- Blend Balance: Just as vintners blend different grape varieties to achieve a desired wine profile, bourbon makers can play with grain mash bills. By understanding the nuances of both grains and grapes, distillers like those at Cedar Ridge are positioned to design bourbons with a broader flavor palette.
- Taste Evolution: Over time, as the bourbon interacts with the wine-soaked wood, it evolves. The result is a drink that carries whispers of its wine predecessor, offering bourbon enthusiasts an entirely new tasting experience.
It’s worth noting that Cedar Ridge isn’t simply merging two crafts; they are pioneering a new frontier in bourbon production. Their deep-rooted understanding of winemaking provides them an edge, enabling them to produce bourbons that are rich, varied, and, most importantly, memorable.

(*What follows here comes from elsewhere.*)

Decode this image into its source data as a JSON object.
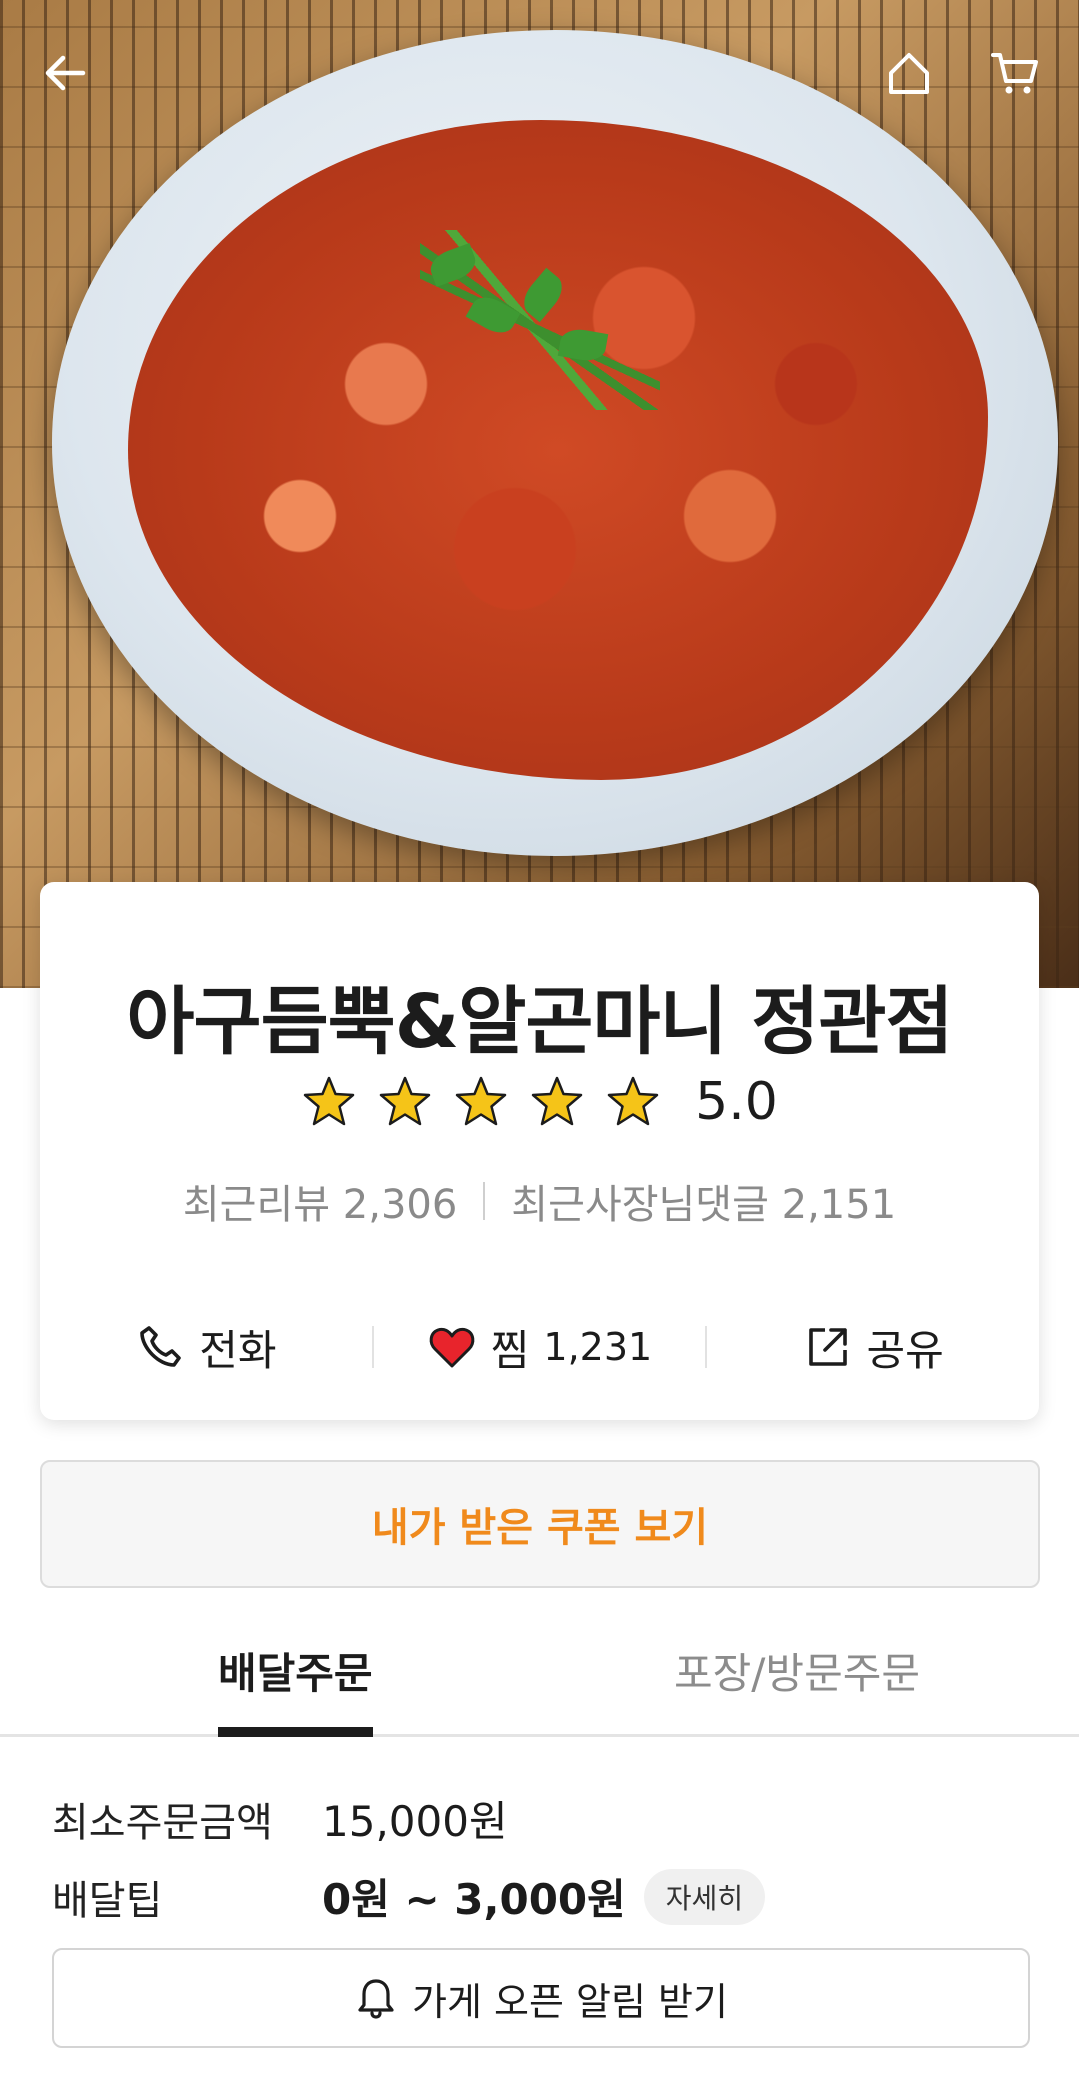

Many find the subtle wine undertones fascinating. A reviewer noted, “It’s a bourbon with the soul of a wine – unexpected yet pleasantly surprising.”
High Wire Distilling
Located in South Carolina, High Wire stands out for its commitment to using heritage crops. By sourcing grains like the Jimmy Red corn, they’ve crafted bourbons with unique, flavorful profiles that echo history. Their dedication to the craft is evident in every sip, with robust flavors of butterscotch, toasted grain, and a hint of spice.
What are Heritage Crops?
Heritage crops, often known as heirloom or heritage varieties, are plants that are cultivated using seeds passed down through generations. Unlike many modern crops that are bred for high yields or disease resistance, these ancient varieties are cherished for their taste, nutritional value, and adaptability. They’re a window into the past, reflecting agricultural practices and flavors from bygone eras.
High Wire and Heritage Crops: High Wire’s choice to use heritage grains, such as the Jimmy Red corn, isn’t merely a nod to history; it’s a deliberate step to craft bourbons with depth and character. Here’s how:
- Flavor Depth: Heritage grains, untouched by modern breeding techniques, bring forth flavors that are often more intense and distinct. The Jimmy Red corn, for instance, imparts a richer, fuller profile to the bourbon, leading to those notes of butterscotch and toasted grain that enthusiasts savor.
- Historical Link: These grains have been cultivated for generations, and their flavors offer a peek into what bourbon might have tasted like decades or even centuries ago.
- Sustainability: By cultivating and promoting heritage crops, High Wire supports sustainable agricultural practices. These grains are often better adapted to local conditions, requiring fewer resources and interventions.
- Distinctiveness: In a market flooded with similar-tasting products, High Wire’s commitment to heritage crops sets them apart.
Even though the bourbon business has a long history and well-established practises, it is always changing to keep up with new technologies, ingredients, and consumer tastes. Brands like High Wire Distillery and Cedar Ridge Distillery, which get their ideas from making wine instead of standard farming methods, are writing new chapters in the history of bourbon. Because they are here, we can now try more flavours and brands and learn more about how active the bourbon market is.